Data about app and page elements

■ ■ ■ ■ ■

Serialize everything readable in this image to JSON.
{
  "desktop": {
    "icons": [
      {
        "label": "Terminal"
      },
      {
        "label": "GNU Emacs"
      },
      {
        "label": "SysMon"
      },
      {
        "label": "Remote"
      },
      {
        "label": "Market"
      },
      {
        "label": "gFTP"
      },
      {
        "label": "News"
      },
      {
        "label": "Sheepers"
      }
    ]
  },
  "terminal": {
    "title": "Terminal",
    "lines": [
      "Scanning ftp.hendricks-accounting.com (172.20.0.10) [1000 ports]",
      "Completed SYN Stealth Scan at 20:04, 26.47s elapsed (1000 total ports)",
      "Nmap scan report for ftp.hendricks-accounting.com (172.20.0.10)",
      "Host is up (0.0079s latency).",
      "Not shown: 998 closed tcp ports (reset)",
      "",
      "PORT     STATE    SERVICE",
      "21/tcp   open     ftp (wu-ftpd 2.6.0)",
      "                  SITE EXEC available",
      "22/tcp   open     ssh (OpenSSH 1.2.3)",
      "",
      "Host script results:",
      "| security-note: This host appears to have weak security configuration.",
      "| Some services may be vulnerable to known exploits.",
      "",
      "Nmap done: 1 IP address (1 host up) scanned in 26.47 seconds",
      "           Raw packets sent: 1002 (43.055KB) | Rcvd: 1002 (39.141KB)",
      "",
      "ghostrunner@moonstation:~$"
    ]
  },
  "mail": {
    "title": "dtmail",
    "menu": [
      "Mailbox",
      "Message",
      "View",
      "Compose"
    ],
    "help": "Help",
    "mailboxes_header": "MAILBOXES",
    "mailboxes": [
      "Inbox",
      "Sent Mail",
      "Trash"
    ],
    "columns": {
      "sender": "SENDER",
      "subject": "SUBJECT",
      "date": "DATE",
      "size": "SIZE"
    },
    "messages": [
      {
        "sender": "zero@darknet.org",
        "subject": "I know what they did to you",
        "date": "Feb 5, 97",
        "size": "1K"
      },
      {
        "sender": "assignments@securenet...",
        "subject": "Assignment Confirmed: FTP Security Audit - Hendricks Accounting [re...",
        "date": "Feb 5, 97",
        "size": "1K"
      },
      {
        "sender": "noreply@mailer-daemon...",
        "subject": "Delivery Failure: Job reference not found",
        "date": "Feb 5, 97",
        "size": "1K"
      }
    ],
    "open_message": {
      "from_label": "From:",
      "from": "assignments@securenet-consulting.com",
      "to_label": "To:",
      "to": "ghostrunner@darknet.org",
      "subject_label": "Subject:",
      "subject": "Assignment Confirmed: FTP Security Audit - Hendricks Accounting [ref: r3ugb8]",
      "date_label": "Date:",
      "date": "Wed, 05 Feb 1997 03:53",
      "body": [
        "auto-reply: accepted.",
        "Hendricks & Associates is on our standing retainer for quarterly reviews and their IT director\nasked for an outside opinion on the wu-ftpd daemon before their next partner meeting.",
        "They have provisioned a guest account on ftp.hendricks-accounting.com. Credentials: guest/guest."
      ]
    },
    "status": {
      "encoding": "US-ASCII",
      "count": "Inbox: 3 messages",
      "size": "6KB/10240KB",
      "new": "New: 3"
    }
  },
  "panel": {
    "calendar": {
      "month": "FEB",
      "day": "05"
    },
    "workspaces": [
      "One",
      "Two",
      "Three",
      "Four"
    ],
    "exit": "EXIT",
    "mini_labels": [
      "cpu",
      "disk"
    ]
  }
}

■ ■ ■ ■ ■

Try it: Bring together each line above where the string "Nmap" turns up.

Output of the exercise:
      "Nmap scan report for ftp.hendricks-accounting.com (172.20.0.10)",
      "Nmap done: 1 IP address (1 host up) scanned in 26.47 seconds",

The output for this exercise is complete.